In 2000 Maradona published an autobiography, and an internet poll voted him the FIFA Player of the Century – however a panel of FIFA experts later awarded Pele that honor. When Maradona protested at this procedure, two awards were made to both Pele and Maradona, but Maradona remained unsatisfied with this result.
In his personal life, Maradona had two daughters but subsequently divorced the childhood sweetheart who became his wife, and also had a son, Diego Sinagra who plays football for Italy.
And so – the Maradona story – an ordinary man, with a talent for playing soccer – elevated to the status of “God”, a divinity according to many Argentine nationals.

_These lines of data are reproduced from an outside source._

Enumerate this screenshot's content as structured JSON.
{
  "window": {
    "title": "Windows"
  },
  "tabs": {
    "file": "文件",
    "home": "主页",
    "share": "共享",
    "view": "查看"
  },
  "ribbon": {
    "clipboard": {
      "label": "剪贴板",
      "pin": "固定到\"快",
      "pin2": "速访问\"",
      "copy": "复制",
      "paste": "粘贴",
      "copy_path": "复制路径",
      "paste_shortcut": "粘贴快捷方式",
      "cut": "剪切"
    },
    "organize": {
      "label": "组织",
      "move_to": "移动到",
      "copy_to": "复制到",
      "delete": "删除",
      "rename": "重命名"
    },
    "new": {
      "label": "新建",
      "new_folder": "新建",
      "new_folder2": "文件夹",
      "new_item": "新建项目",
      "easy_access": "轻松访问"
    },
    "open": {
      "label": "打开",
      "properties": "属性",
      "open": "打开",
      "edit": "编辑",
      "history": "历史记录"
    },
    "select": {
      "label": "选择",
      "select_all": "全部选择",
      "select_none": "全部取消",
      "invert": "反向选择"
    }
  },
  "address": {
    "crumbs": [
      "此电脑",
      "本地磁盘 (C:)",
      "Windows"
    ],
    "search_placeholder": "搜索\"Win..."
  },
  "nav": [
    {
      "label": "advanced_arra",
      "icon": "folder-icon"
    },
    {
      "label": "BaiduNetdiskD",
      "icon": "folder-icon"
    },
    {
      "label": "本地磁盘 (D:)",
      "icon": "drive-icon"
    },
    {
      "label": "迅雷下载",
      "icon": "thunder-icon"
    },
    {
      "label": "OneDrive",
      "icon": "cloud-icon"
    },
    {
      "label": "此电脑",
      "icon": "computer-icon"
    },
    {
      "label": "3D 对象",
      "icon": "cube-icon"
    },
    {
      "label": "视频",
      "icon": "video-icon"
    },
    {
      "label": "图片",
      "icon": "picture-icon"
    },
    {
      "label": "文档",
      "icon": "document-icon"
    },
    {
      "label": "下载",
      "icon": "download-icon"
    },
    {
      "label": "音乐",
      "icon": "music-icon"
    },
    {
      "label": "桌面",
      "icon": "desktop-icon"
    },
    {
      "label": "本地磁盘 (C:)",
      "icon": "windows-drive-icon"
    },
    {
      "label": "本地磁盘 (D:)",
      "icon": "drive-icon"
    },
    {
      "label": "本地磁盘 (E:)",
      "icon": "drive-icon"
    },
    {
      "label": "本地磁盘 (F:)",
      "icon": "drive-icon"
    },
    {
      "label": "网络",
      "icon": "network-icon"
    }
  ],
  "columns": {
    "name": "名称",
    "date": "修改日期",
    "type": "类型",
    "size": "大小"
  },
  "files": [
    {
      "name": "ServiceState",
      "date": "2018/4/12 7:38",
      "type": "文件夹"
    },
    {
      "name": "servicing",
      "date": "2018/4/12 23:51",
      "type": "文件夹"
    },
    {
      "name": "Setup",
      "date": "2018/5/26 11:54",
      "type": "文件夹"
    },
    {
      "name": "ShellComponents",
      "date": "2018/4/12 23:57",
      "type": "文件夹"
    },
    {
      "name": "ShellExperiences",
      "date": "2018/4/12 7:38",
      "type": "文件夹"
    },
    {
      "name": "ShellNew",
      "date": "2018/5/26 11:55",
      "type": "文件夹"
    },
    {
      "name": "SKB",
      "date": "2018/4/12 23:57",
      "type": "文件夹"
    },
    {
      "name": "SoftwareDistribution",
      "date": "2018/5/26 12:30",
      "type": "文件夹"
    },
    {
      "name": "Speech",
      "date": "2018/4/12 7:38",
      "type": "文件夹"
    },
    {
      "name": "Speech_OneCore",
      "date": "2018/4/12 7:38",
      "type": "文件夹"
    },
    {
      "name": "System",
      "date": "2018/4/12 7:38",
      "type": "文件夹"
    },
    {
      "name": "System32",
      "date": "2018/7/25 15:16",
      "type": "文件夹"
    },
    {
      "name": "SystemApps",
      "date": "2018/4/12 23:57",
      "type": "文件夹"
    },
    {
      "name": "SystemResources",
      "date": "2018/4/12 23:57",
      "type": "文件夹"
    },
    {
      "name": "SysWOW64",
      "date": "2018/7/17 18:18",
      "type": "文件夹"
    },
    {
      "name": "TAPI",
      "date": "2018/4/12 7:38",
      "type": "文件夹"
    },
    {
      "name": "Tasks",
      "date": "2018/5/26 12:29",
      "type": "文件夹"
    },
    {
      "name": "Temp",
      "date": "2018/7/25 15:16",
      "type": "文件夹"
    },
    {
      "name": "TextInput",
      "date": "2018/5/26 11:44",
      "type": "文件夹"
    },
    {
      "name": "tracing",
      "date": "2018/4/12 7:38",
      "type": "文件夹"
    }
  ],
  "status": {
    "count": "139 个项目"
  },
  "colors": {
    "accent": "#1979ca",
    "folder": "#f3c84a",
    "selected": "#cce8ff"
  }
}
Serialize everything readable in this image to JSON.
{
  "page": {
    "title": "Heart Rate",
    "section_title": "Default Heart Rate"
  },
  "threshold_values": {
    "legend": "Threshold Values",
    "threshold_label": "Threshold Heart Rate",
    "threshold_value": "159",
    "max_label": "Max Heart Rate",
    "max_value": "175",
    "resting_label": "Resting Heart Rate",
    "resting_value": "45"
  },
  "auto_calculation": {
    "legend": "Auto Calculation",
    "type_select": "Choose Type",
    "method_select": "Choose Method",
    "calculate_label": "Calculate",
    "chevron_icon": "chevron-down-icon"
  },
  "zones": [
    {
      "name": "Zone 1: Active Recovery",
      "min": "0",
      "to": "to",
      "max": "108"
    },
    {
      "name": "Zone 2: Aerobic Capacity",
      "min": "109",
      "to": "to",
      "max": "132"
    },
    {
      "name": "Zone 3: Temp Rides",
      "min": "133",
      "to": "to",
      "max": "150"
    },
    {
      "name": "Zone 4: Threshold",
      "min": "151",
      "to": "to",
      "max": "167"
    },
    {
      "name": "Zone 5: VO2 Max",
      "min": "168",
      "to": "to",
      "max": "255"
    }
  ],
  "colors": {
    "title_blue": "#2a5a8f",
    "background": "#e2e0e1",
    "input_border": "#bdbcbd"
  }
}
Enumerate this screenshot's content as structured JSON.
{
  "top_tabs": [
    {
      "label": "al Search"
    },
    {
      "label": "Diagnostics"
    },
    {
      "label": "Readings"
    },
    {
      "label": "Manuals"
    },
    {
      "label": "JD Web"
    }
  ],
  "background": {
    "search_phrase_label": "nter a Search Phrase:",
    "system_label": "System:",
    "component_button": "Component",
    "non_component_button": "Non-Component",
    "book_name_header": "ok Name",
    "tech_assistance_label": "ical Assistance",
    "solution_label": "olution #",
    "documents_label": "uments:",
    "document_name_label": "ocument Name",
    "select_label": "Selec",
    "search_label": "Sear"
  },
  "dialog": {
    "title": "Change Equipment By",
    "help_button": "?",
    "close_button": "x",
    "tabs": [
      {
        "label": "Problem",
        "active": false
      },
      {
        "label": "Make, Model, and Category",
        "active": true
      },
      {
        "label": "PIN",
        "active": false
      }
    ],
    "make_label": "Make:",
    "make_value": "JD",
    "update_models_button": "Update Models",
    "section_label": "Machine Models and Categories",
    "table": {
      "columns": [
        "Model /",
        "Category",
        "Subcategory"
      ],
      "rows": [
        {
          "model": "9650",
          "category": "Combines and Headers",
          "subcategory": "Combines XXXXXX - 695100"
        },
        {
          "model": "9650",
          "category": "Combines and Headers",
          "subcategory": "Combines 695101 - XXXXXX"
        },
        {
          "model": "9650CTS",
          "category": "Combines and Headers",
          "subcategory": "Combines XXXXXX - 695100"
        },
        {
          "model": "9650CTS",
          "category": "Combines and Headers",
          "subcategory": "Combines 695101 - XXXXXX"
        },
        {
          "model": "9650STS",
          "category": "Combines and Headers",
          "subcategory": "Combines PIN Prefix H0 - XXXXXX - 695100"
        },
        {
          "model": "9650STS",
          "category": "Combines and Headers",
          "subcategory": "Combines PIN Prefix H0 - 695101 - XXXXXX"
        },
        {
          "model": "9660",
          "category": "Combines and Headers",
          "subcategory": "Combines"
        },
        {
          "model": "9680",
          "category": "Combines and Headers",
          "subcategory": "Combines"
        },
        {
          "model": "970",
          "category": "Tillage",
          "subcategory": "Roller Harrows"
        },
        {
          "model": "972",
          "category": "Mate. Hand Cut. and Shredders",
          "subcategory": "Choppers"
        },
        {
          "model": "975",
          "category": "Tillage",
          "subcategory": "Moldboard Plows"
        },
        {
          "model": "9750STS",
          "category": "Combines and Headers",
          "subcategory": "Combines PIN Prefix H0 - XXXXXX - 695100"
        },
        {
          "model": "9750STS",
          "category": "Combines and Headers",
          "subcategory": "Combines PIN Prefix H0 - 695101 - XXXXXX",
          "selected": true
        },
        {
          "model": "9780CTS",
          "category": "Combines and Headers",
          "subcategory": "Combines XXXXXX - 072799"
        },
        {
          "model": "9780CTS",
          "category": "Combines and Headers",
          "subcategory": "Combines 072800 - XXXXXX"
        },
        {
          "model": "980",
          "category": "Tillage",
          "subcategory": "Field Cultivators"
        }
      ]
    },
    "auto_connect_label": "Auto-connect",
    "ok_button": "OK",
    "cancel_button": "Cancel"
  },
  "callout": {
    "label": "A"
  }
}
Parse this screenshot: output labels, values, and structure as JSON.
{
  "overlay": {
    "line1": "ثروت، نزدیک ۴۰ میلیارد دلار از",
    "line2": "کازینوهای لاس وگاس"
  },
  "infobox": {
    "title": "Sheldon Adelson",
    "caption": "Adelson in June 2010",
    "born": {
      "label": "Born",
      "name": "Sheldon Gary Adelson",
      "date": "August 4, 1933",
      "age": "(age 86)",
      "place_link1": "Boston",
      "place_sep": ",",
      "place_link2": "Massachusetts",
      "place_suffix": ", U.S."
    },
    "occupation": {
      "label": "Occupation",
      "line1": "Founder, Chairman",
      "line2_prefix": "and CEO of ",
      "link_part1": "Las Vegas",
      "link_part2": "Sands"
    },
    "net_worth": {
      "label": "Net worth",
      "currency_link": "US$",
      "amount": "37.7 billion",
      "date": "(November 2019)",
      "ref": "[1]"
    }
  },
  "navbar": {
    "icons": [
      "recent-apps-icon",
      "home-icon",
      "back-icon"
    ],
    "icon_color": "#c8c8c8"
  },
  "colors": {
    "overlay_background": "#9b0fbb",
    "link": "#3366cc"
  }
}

He is nicknamed DIOS – the Spanish word for God and the number 10, his playing number.
Maradona was a “Sport Hero”, a symbol – that people have said gave Argentine people a point of focus during times of serious political unrest.
Cocaine makes people feel powerful, invincible – increases energy levels, such that people will use it and think that they are the “top”.
There is no doubt that the public thought that Maradona was “top” – support for the legend lives on. To settle what demons, for what purpose would a man like Maradona need and use cocaine.
Perhaps fame and glory, at the end of the day is both a blessing – and a curse – that does not bring the happiness and personal contentment that we think it might.
If you are into using cocaine – see it as an essential part of your image – don’t wait until it brings you down – as it did Maradona.
Comprehensive addiction recovery programs can help you come down from cocaine abuse and help you to get straight. There is nothing that cocaine can do – that you can’t achieve on your own.
Much talent has been wasted, over the years, careers destroyed, by people using cocaine – simply because they didn’t think that they were good enough – to make it on their own.